It was our advocacy at Head to the Hill that led to NBTS nominating me as a consumer advocate for the Rare Cancers Research Program (RCRP). One of our main tasks each year at the Capitol is continued and increased funding for the Congressionally Directed Medical Research Programs, so I was very enthusiastic about the opportunity to be involved. If I’m honest, it was Theo who caught everyone’s attention in those meetings, but he’s not old enough to fill the role just yet! So I was gifted the incredible honor of serving on this panel of brilliant and lovely folks, all of whom are invested in making a positive difference in the lives of people, like Theo and our family, who are affected by rare cancers.

Being a consumer advocate without scientific or medical training, I initially felt intimidated and nervous that I may not be able to contribute something valuable to the panel. However, I felt very quickly that my perspective was immensely valued by everyone involved. The opportunity to participate in discussions about rare cancers with scientific and medical professionals was humbling and enlightening. Every person in the room approached each discussion with confidence in their area of expertise, as well as humility and an open mind, and always with high regard for the ultimate impact on the patient and caregiver community. I have enormous gratitude for the work being done in the scientific community, and I now have the unique perspective of witnessing the commitment those folks have to benefiting those who rely on their scientific efforts the most.

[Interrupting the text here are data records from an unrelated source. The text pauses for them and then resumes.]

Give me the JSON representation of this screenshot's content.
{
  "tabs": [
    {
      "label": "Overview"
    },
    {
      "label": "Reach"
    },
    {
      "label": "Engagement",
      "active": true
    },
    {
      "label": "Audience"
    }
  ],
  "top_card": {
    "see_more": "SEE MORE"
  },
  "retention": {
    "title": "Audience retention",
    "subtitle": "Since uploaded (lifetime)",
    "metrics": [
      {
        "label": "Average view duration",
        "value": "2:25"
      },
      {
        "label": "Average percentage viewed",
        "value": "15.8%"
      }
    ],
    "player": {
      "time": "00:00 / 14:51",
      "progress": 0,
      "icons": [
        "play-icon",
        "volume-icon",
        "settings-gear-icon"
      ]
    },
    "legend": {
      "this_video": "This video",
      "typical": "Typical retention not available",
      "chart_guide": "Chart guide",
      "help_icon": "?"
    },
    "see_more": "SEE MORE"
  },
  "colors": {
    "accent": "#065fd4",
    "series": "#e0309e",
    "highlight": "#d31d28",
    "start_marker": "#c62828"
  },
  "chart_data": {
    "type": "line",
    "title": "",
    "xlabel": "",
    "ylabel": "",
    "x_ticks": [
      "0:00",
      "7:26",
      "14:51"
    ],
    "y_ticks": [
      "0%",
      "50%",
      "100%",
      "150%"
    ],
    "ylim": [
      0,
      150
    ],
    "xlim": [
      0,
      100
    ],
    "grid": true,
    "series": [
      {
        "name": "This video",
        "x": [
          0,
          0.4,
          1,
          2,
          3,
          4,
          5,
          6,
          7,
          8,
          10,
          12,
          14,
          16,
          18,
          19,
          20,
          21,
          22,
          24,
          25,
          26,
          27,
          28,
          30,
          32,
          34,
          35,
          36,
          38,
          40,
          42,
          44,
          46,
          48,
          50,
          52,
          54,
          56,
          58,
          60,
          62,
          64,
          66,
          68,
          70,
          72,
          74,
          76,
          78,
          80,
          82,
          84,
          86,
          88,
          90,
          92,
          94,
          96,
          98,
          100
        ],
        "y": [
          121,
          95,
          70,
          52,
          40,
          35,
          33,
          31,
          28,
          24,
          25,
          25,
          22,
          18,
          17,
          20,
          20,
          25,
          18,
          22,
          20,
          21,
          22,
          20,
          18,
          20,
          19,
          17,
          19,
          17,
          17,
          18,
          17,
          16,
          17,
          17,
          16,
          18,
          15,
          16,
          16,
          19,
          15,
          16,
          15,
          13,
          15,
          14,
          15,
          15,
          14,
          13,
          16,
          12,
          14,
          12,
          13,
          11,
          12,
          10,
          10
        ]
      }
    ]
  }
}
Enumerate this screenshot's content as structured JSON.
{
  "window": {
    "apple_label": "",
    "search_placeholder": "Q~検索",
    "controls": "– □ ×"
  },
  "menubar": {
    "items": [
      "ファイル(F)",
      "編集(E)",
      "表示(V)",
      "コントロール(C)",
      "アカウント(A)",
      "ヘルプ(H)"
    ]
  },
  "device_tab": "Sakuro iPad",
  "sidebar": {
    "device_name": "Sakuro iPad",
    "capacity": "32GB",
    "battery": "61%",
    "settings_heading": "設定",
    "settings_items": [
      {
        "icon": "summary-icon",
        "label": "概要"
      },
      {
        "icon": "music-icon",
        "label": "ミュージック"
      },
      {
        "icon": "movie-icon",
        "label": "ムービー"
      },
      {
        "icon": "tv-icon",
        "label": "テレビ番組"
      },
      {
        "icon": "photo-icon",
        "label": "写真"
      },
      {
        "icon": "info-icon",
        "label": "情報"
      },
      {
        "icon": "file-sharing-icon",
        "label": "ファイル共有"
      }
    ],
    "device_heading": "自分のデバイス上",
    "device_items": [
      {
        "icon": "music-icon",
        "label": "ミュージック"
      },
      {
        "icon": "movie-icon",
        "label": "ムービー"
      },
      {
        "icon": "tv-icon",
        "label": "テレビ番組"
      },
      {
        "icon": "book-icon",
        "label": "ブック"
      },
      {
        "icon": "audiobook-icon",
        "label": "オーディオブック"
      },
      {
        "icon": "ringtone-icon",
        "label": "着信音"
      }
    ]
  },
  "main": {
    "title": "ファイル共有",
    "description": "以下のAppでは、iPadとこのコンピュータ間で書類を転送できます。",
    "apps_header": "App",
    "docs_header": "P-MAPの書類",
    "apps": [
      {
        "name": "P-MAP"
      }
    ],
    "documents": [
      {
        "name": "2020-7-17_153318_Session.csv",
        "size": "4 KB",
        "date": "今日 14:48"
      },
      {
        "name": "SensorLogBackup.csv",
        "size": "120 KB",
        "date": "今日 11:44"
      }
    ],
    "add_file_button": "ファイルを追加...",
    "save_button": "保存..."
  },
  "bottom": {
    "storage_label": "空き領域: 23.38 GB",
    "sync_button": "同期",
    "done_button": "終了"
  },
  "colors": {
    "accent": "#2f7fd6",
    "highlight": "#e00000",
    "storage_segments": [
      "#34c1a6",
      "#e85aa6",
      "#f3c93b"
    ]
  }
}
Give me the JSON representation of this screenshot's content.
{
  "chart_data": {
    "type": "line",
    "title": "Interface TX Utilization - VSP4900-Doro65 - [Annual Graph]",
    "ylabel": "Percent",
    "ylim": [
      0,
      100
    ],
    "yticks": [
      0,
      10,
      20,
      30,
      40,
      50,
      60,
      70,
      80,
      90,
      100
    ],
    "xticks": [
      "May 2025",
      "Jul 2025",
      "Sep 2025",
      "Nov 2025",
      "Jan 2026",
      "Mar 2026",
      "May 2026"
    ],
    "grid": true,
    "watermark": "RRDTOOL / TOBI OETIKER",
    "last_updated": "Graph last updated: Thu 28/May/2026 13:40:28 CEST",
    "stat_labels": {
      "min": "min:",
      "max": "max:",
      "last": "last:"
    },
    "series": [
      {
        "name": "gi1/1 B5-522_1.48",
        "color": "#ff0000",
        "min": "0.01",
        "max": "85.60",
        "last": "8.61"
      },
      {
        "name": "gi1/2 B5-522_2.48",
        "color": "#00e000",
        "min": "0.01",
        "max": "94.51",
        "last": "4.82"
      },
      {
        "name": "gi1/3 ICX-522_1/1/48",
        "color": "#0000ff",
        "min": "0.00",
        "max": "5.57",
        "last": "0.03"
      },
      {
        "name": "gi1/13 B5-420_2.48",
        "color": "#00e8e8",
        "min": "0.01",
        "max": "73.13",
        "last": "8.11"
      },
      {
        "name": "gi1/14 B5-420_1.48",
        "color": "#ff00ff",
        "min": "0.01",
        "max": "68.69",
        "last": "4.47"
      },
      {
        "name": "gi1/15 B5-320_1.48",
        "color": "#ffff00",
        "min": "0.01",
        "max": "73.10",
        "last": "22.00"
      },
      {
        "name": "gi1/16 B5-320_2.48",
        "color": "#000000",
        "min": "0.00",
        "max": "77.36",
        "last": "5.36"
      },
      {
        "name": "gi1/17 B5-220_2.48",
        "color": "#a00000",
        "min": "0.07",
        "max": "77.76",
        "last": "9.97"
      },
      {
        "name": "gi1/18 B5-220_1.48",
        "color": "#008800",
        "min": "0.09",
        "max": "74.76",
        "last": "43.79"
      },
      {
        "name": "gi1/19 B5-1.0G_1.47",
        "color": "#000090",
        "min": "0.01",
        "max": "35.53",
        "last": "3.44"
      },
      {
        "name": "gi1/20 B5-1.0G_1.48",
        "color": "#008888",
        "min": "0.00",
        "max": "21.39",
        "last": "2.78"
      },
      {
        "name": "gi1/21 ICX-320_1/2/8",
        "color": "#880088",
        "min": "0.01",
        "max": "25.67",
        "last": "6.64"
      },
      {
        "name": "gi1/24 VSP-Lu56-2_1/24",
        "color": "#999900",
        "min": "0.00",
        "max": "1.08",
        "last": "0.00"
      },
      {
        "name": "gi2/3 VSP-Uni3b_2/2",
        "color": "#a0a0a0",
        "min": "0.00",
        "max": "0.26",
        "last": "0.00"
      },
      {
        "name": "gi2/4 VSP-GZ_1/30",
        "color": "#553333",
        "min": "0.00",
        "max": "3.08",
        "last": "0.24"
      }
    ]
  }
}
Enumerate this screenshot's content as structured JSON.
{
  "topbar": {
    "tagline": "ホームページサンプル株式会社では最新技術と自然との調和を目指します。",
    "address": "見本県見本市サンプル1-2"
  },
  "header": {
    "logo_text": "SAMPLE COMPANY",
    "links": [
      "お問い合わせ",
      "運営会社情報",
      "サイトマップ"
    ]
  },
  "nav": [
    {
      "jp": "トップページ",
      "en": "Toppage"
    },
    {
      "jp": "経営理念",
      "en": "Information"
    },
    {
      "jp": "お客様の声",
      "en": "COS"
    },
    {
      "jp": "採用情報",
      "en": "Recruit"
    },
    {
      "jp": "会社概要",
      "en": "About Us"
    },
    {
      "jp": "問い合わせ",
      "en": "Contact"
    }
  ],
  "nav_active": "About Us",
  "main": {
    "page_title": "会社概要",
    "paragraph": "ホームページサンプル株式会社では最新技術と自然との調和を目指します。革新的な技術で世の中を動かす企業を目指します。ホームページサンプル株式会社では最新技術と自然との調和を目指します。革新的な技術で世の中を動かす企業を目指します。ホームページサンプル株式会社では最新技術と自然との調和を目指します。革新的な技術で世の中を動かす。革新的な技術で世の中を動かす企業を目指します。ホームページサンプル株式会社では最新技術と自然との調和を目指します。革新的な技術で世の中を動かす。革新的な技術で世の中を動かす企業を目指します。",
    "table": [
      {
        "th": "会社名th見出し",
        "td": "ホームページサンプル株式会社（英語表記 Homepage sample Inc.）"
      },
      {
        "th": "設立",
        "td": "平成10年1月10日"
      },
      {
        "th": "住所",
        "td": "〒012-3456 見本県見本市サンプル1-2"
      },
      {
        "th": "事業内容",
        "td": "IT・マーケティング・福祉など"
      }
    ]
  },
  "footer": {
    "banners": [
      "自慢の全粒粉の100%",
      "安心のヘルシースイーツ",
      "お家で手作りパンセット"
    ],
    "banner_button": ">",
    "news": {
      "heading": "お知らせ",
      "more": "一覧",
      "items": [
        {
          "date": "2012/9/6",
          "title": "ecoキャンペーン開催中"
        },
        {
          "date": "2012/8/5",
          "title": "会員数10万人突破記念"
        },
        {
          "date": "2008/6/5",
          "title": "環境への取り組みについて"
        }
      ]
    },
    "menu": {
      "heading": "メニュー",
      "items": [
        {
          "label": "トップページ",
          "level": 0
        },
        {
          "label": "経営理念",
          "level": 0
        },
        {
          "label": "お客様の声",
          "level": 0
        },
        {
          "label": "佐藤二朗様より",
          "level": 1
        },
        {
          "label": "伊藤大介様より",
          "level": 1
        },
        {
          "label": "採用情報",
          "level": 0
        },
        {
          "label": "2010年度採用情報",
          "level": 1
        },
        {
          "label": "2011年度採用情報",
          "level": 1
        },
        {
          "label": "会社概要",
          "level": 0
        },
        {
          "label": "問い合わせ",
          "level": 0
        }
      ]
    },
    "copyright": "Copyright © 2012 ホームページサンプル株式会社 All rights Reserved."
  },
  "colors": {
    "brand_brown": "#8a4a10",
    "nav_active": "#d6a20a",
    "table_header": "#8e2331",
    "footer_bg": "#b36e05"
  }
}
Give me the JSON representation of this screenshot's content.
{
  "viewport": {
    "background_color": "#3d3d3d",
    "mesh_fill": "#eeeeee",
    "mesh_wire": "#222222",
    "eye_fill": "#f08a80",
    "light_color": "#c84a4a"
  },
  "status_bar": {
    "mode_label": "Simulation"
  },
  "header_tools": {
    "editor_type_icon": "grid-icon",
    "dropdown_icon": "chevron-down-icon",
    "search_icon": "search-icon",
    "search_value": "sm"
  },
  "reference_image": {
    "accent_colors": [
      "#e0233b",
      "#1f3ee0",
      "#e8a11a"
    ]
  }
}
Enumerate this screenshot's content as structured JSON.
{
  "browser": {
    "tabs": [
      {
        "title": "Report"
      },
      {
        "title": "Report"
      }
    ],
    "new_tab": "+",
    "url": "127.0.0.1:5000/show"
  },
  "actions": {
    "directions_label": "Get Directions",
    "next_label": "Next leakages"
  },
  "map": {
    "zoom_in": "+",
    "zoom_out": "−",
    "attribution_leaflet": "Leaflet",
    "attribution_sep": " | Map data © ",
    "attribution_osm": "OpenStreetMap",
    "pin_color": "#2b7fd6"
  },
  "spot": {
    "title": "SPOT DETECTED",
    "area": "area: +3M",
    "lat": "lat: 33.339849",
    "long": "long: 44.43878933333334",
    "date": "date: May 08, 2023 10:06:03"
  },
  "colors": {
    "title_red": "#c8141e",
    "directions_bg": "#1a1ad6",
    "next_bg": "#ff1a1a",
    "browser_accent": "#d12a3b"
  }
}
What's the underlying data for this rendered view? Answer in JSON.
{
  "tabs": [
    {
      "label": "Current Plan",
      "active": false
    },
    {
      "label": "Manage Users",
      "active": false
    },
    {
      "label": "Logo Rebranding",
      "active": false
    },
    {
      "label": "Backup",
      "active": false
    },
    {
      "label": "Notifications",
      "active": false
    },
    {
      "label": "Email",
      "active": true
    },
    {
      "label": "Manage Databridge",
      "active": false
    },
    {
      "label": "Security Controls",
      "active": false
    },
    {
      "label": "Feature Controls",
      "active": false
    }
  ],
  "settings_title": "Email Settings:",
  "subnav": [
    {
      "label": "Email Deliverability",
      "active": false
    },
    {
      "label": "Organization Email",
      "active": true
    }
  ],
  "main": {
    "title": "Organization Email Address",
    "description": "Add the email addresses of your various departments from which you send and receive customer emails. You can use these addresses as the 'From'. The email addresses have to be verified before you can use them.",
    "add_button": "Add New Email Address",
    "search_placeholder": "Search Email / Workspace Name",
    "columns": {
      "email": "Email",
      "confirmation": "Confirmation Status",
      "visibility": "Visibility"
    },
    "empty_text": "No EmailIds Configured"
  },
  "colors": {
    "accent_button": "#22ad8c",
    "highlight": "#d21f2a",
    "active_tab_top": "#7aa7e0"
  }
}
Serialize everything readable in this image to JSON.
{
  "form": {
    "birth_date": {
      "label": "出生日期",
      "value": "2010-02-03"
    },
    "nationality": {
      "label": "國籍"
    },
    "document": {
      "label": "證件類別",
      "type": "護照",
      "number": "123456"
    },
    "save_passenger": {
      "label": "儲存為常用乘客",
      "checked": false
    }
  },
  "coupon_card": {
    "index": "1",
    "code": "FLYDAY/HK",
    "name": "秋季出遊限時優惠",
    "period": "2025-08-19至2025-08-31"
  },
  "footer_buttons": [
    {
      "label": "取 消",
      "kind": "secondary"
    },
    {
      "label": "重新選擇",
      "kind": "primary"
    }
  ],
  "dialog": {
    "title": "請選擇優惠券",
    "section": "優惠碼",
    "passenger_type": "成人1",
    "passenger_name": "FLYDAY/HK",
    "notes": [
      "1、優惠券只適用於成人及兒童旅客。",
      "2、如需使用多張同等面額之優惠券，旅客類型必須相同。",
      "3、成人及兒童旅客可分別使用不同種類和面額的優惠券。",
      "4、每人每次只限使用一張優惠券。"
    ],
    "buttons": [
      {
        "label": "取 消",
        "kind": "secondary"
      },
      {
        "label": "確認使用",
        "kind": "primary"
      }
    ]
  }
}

— Lori Stephen

The views, opinions, and/or findings contained in this paper are those of the author(s) and should not be construed as an official Department of Defense position, policy or decision.

Last updated Friday, May 26, 2023